A comparative study of the modernization of Muslim education in Egypt, Pakistan and Turkey since their national independence
This study takes Cyril E Black's definition of modernization to denote "the process by which historically evolved institutions are adapted to the rapidly changing functions that reflect the unprecedented increase in man's knowledge, permitting control over his environment that accompanied the scientific revolution", and, is an attempt at gauging auth an adaptation and the problems involved in it in the educational sphere of three typical Muslim countries. It follows Brian Holmes's "Problem Approach" by identifying a 'problem' and studying to it in comparative perspective. The study is divided into four parts. Part I is devoted to the 'intellectualization of the problem' in its 'ideal-typical' dimension. A rational construct of the normative order of modernity, defining the nature of modern man, modern society and modern knowledge, has been drawn in Chapter 2. A similar construct for the normative order of Islam has been simulated in Chapter 3, and. a comparison between the two drawn.

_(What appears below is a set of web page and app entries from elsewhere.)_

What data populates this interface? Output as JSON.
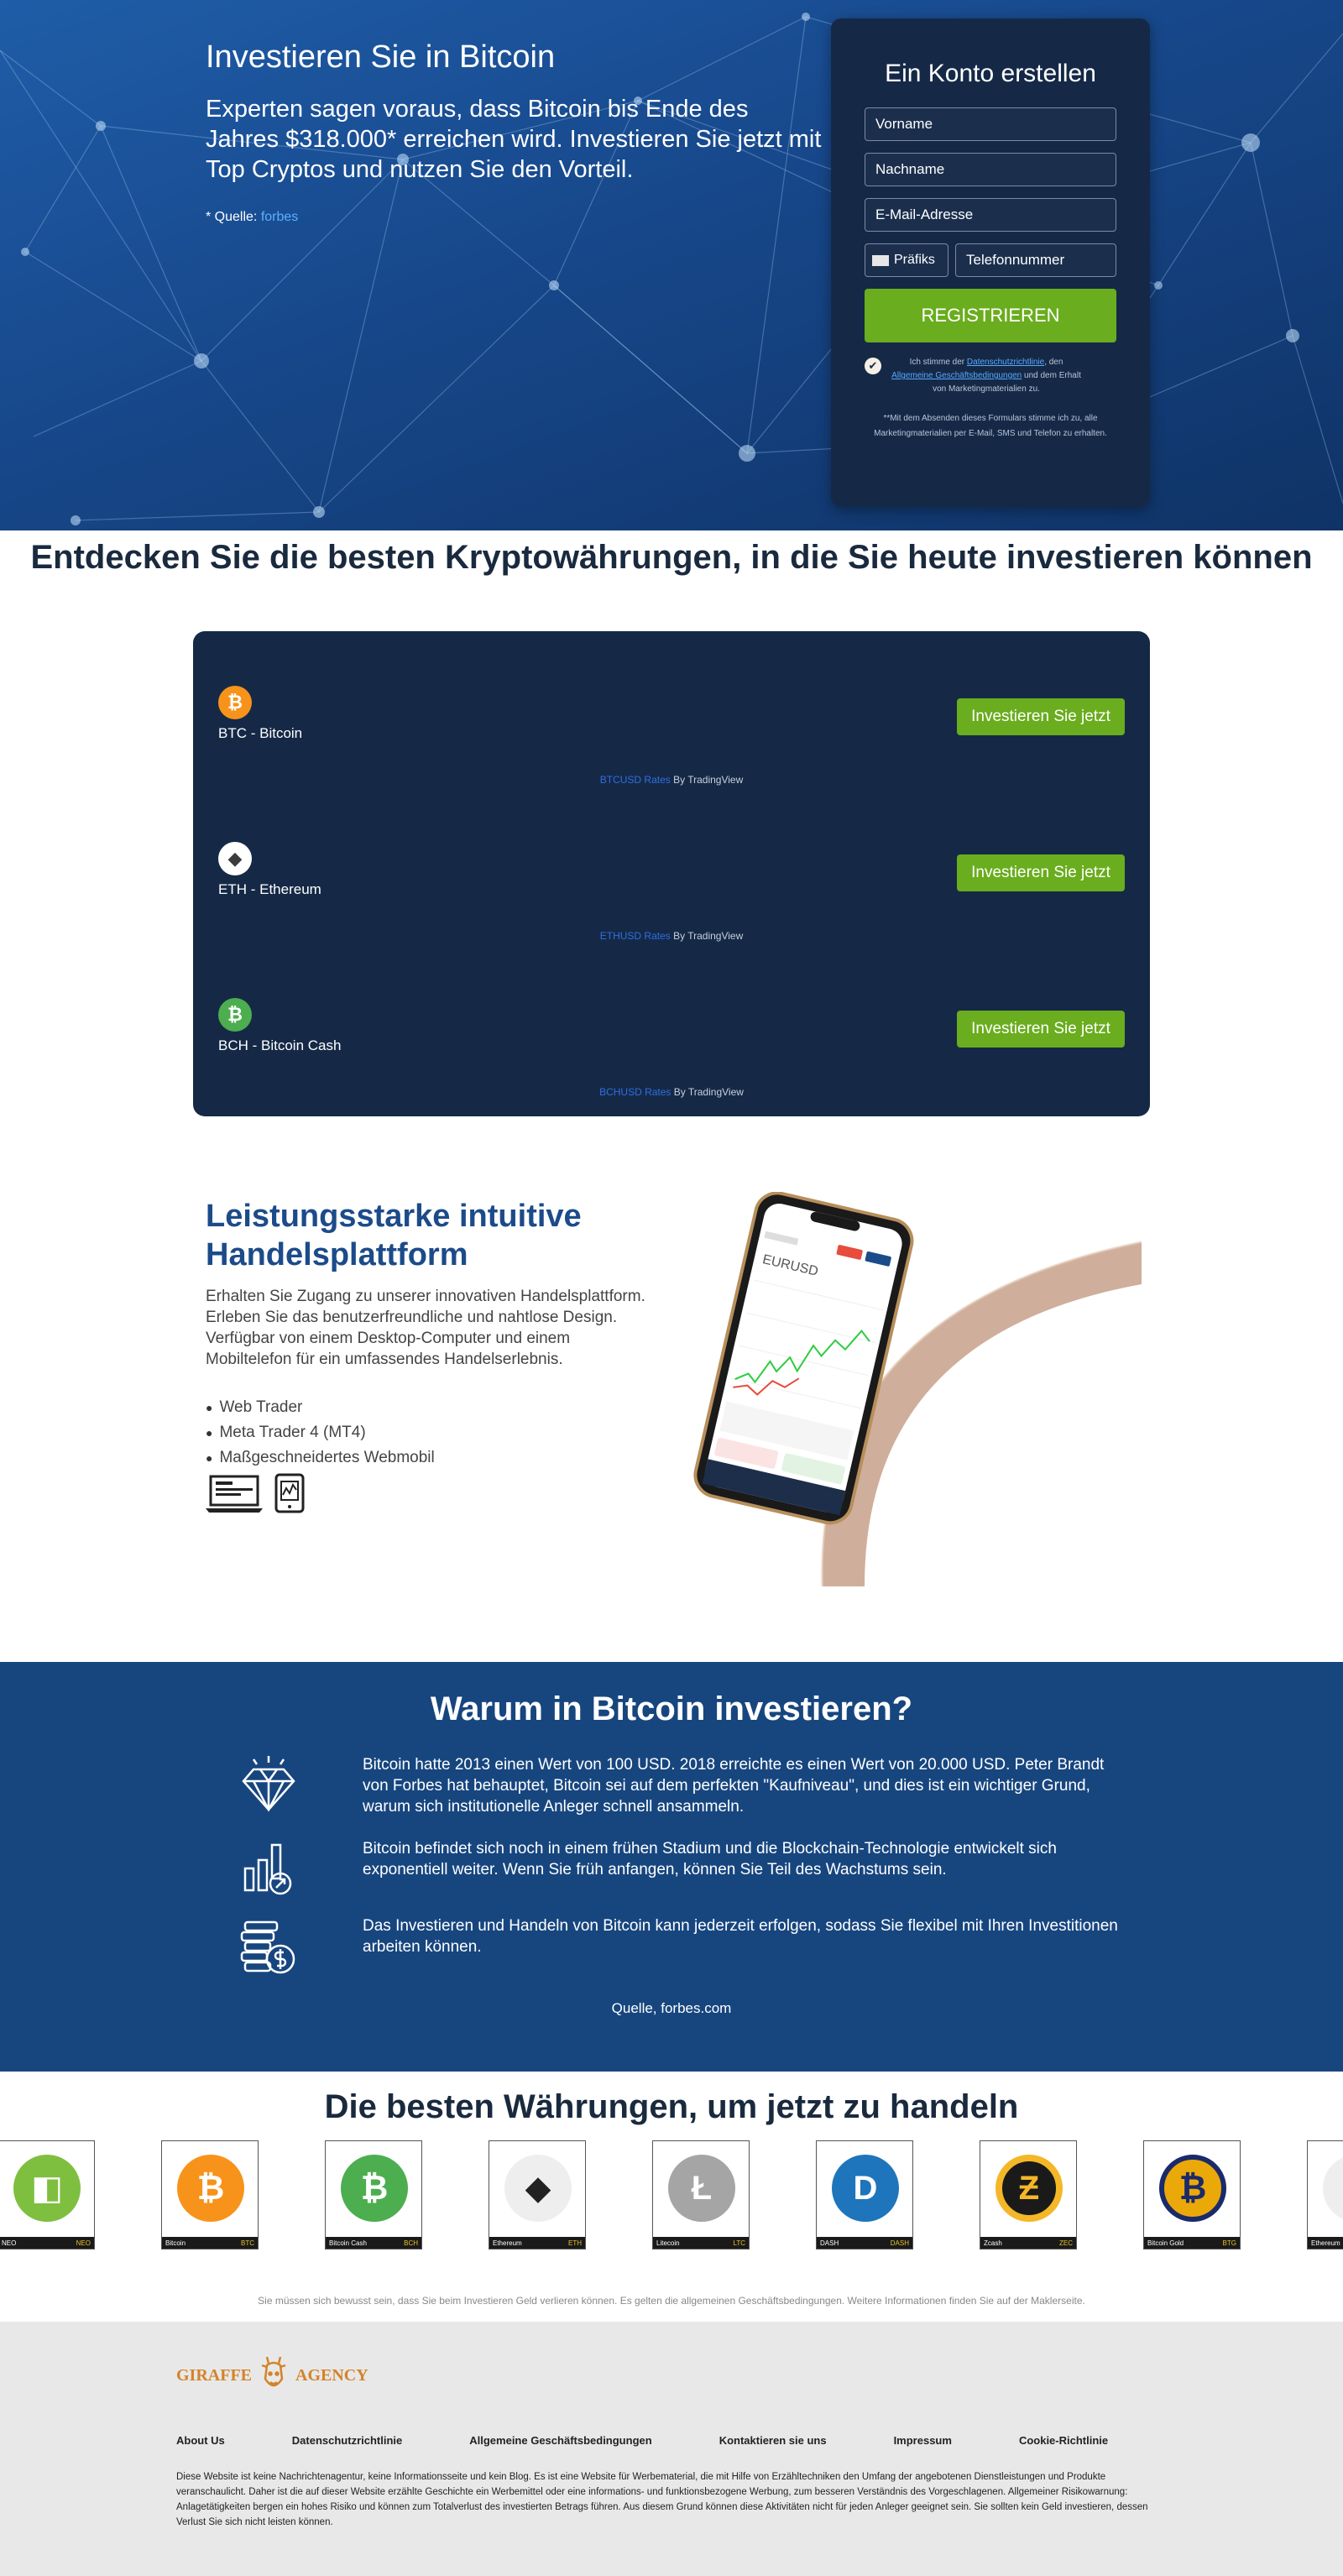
{
  "hero": {
    "title": "Investieren Sie in Bitcoin",
    "subtitle": "Experten sagen voraus, dass Bitcoin bis Ende des Jahres $318.000* erreichen wird. Investieren Sie jetzt mit Top Cryptos und nutzen Sie den Vorteil.",
    "source_prefix": "* Quelle: ",
    "source_link": "forbes"
  },
  "form": {
    "title": "Ein Konto erstellen",
    "first_name": "Vorname",
    "last_name": "Nachname",
    "email": "E-Mail-Adresse",
    "prefix": "Präfiks",
    "phone": "Telefonnummer",
    "submit": "REGISTRIEREN",
    "consent_1": "Ich stimme der ",
    "consent_link_1": "Datenschutzrichtlinie",
    "consent_2": ", den ",
    "consent_link_2": "Allgemeine Geschäftsbedingungen",
    "consent_3": " und dem Erhalt von Marketingmaterialien zu.",
    "notice": "**Mit dem Absenden dieses Formulars stimme ich zu, alle Marketingmaterialien per E-Mail, SMS und Telefon zu erhalten."
  },
  "discover": {
    "title": "Entdecken Sie die besten Kryptowährungen, in die Sie heute investieren können",
    "invest_label": "Investieren Sie jetzt",
    "by_label": " By TradingView",
    "coins": [
      {
        "name": "BTC - Bitcoin",
        "rates": "BTCUSD Rates",
        "color": "#f7931a",
        "glyph": "₿"
      },
      {
        "name": "ETH - Ethereum",
        "rates": "ETHUSD Rates",
        "color": "#ffffff",
        "glyph": "◆"
      },
      {
        "name": "BCH - Bitcoin Cash",
        "rates": "BCHUSD Rates",
        "color": "#4cae4f",
        "glyph": "₿"
      }
    ]
  },
  "platform": {
    "title": "Leistungsstarke intuitive Handelsplattform",
    "desc": "Erhalten Sie Zugang zu unserer innovativen Handelsplattform. Erleben Sie das benutzerfreundliche und nahtlose Design. Verfügbar von einem Desktop-Computer und einem Mobiltelefon für ein umfassendes Handelserlebnis.",
    "items": [
      "Web Trader",
      "Meta Trader 4 (MT4)",
      "Maßgeschneidertes Webmobil"
    ],
    "phone_pair": "EURUSD"
  },
  "why": {
    "title": "Warum in Bitcoin investieren?",
    "items": [
      "Bitcoin hatte 2013 einen Wert von 100 USD. 2018 erreichte es einen Wert von 20.000 USD. Peter Brandt von Forbes hat behauptet, Bitcoin sei auf dem perfekten \"Kaufniveau\", und dies ist ein wichtiger Grund, warum sich institutionelle Anleger schnell ansammeln.",
      "Bitcoin befindet sich noch in einem frühen Stadium und die Blockchain-Technologie entwickelt sich exponentiell weiter. Wenn Sie früh anfangen, können Sie Teil des Wachstums sein.",
      "Das Investieren und Handeln von Bitcoin kann jederzeit erfolgen, sodass Sie flexibel mit Ihren Investitionen arbeiten können."
    ],
    "source": "Quelle, forbes.com"
  },
  "currencies": {
    "title": "Die besten Währungen, um jetzt zu handeln",
    "cards": [
      {
        "name": "NEO",
        "ticker": "NEO",
        "color": "#7fbf3f",
        "glyph": "◧"
      },
      {
        "name": "Bitcoin",
        "ticker": "BTC",
        "color": "#f7931a",
        "glyph": "₿"
      },
      {
        "name": "Bitcoin Cash",
        "ticker": "BCH",
        "color": "#4cae4f",
        "glyph": "₿"
      },
      {
        "name": "Ethereum",
        "ticker": "ETH",
        "color": "#eeeeee",
        "glyph": "◆"
      },
      {
        "name": "Litecoin",
        "ticker": "LTC",
        "color": "#a5a5a5",
        "glyph": "Ł"
      },
      {
        "name": "DASH",
        "ticker": "DASH",
        "color": "#1e75bb",
        "glyph": "D"
      },
      {
        "name": "Zcash",
        "ticker": "ZEC",
        "color": "#f4b728",
        "glyph": "Ƶ"
      },
      {
        "name": "Bitcoin Gold",
        "ticker": "BTG",
        "color": "#eba809",
        "glyph": "₿"
      },
      {
        "name": "Ethereum",
        "ticker": "",
        "color": "#eeeeee",
        "glyph": "◆"
      }
    ]
  },
  "risk_line": "Sie müssen sich bewusst sein, dass Sie beim Investieren Geld verlieren können. Es gelten die allgemeinen Geschäftsbedingungen. Weitere Informationen finden Sie auf der Maklerseite.",
  "footer": {
    "logo_left": "GIRAFFE",
    "logo_right": "AGENCY",
    "links": [
      "About Us",
      "Datenschutzrichtlinie",
      "Allgemeine Geschäftsbedingungen",
      "Kontaktieren sie uns",
      "Impressum",
      "Cookie-Richtlinie"
    ],
    "disclaimer": "Diese Website ist keine Nachrichtenagentur, keine Informationsseite und kein Blog. Es ist eine Website für Werbematerial, die mit Hilfe von Erzähltechniken den Umfang der angebotenen Dienstleistungen und Produkte veranschaulicht. Daher ist die auf dieser Website erzählte Geschichte ein Werbemittel oder eine informations- und funktionsbezogene Werbung, zum besseren Verständnis des Vorgeschlagenen. Allgemeiner Risikowarnung: Anlagetätigkeiten bergen ein hohes Risiko und können zum Totalverlust des investierten Betrags führen. Aus diesem Grund können diese Aktivitäten nicht für jeden Anleger geeignet sein. Sie sollten kein Geld investieren, dessen Verlust Sie sich nicht leisten können."
  }
}
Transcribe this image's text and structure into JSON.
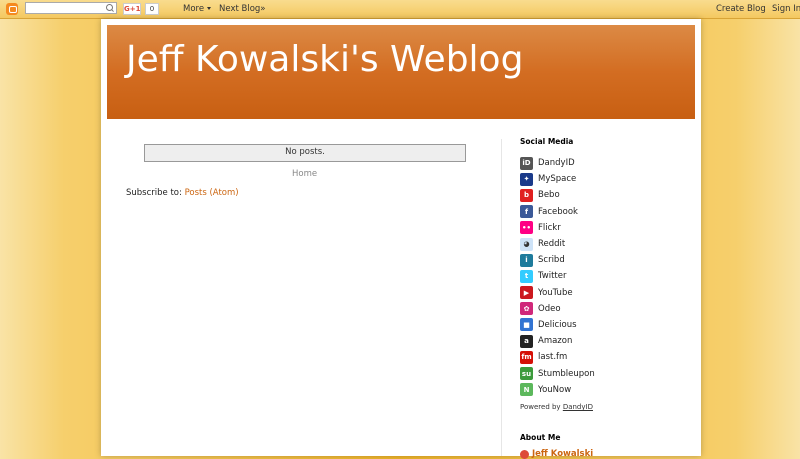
{
  "navbar": {
    "gplus_label": "G+1",
    "gplus_count": "0",
    "more_label": "More",
    "next_blog_label": "Next Blog»",
    "create_blog_label": "Create Blog",
    "sign_in_label": "Sign In"
  },
  "header": {
    "title": "Jeff Kowalski's Weblog"
  },
  "main": {
    "no_posts": "No posts.",
    "home_link": "Home",
    "subscribe_label": "Subscribe to:",
    "subscribe_link": "Posts (Atom)"
  },
  "sidebar": {
    "social_heading": "Social Media",
    "social_items": [
      {
        "label": "DandyID",
        "icon": "dandyid-icon",
        "color": "#555555"
      },
      {
        "label": "MySpace",
        "icon": "myspace-icon",
        "color": "#1a3a8a"
      },
      {
        "label": "Bebo",
        "icon": "bebo-icon",
        "color": "#e02020"
      },
      {
        "label": "Facebook",
        "icon": "facebook-icon",
        "color": "#3b5998"
      },
      {
        "label": "Flickr",
        "icon": "flickr-icon",
        "color": "#ff0084"
      },
      {
        "label": "Reddit",
        "icon": "reddit-icon",
        "color": "#cee3f8"
      },
      {
        "label": "Scribd",
        "icon": "scribd-icon",
        "color": "#1e7b9c"
      },
      {
        "label": "Twitter",
        "icon": "twitter-icon",
        "color": "#33ccff"
      },
      {
        "label": "YouTube",
        "icon": "youtube-icon",
        "color": "#cc181e"
      },
      {
        "label": "Odeo",
        "icon": "odeo-icon",
        "color": "#d0287a"
      },
      {
        "label": "Delicious",
        "icon": "delicious-icon",
        "color": "#3274d2"
      },
      {
        "label": "Amazon",
        "icon": "amazon-icon",
        "color": "#222222"
      },
      {
        "label": "last.fm",
        "icon": "lastfm-icon",
        "color": "#d51007"
      },
      {
        "label": "Stumbleupon",
        "icon": "stumbleupon-icon",
        "color": "#3c9b3c"
      },
      {
        "label": "YouNow",
        "icon": "younow-icon",
        "color": "#5cb85c"
      }
    ],
    "powered_by_label": "Powered by",
    "powered_by_link": "DandyID",
    "about_heading": "About Me",
    "about_name": "Jeff Kowalski"
  }
}
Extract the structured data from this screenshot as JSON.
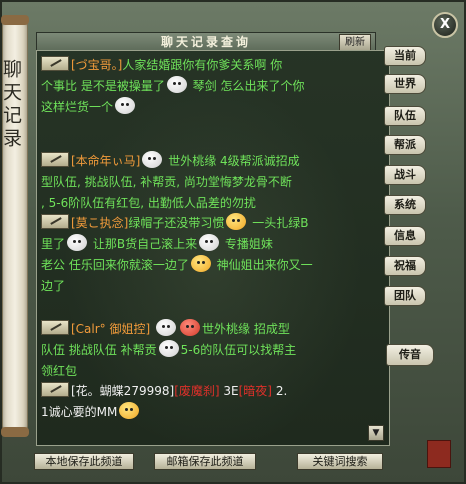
{
  "window": {
    "title": "聊天记录查询",
    "refresh_label": "刷新",
    "close_label": "X",
    "side_banner": "聊天记录"
  },
  "tabs": [
    {
      "label": "当前"
    },
    {
      "label": "世界"
    },
    {
      "label": "队伍"
    },
    {
      "label": "帮派"
    },
    {
      "label": "战斗"
    },
    {
      "label": "系统"
    },
    {
      "label": "信息"
    },
    {
      "label": "祝福"
    },
    {
      "label": "团队"
    },
    {
      "label": "传音"
    }
  ],
  "messages": [
    {
      "sender": "[づ宝哥。]",
      "line1": "人家结婚跟你有你爹关系啊  你",
      "line2a": "个事比 是不是被操量了",
      "line2b": "琴剑 怎么出来了个你",
      "line3": "这样烂货一个"
    },
    {
      "sender": "[本命年ぃ马]",
      "line1": "世外桃缘 4级帮派诚招成",
      "line2": "型队伍, 挑战队伍, 补帮贡, 尚功堂悔梦龙骨不断",
      "line3": ", 5-6阶队伍有红包, 出勤低人品差的勿扰"
    },
    {
      "sender": "[莫こ执念]",
      "line1a": "绿帽子还没带习惯",
      "line1b": "一头扎绿B",
      "line2a": "里了",
      "line2b": "让那B货自己滚上来",
      "line2c": "专播姐妹",
      "line3a": "老公 任乐回来你就滚一边了",
      "line3b": "神仙姐出来你又一",
      "line4": "边了"
    },
    {
      "sender": "[Calr° 御姐控]",
      "line1": "世外桃缘 招成型",
      "line2a": "队伍 挑战队伍 补帮贡",
      "line2b": "5-6的队伍可以找帮主",
      "line3": "领红包"
    },
    {
      "sender": "[花。蝴蝶279998]",
      "tag1": "[废魔刹]",
      "mid": "3E",
      "tag2": "[暗夜]",
      "tail": "2.",
      "line2": "1诚心要的MM"
    }
  ],
  "bottom_buttons": {
    "save_local": "本地保存此频道",
    "save_mail": "邮箱保存此频道",
    "keyword_search": "关键词搜索"
  }
}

Part II assesses the development of the gaps that developed between the normative and the institutional aspects of Muslim societies as a result of their introduction of modern institutions, and examines 'solutions' to eradicate them. Chapter 4 draws three parallel models of nationalisms that developed in these countries as ideological bases for modernization, that las Turkish secular nationalism; Erptian Arab nationalism and Pakistani Islamic nationalism. Chapter 5 traces their respective implications and commitments to the modernization of Muslim education. Part III attempts to assess the actual development of modernization in context along the lines of the 'proposed' policies. This has been done in three case studies, one on each country, in Chapters 6, 7 and 8 in a systems approach as input-output functions of the educational system. Part IV is devoted to the comparative analysis and conclusions. In Chapter 9 a comparative quantitative analysis of the performance of the three countries under study on the indexes of overall modernization, and then educational modernization, has been made to corroborate findings in the case studies. Chapter 10 draws broader conclusions for the prospects and obstacles involved in the modernization of Muslim societies and the role of education in the process.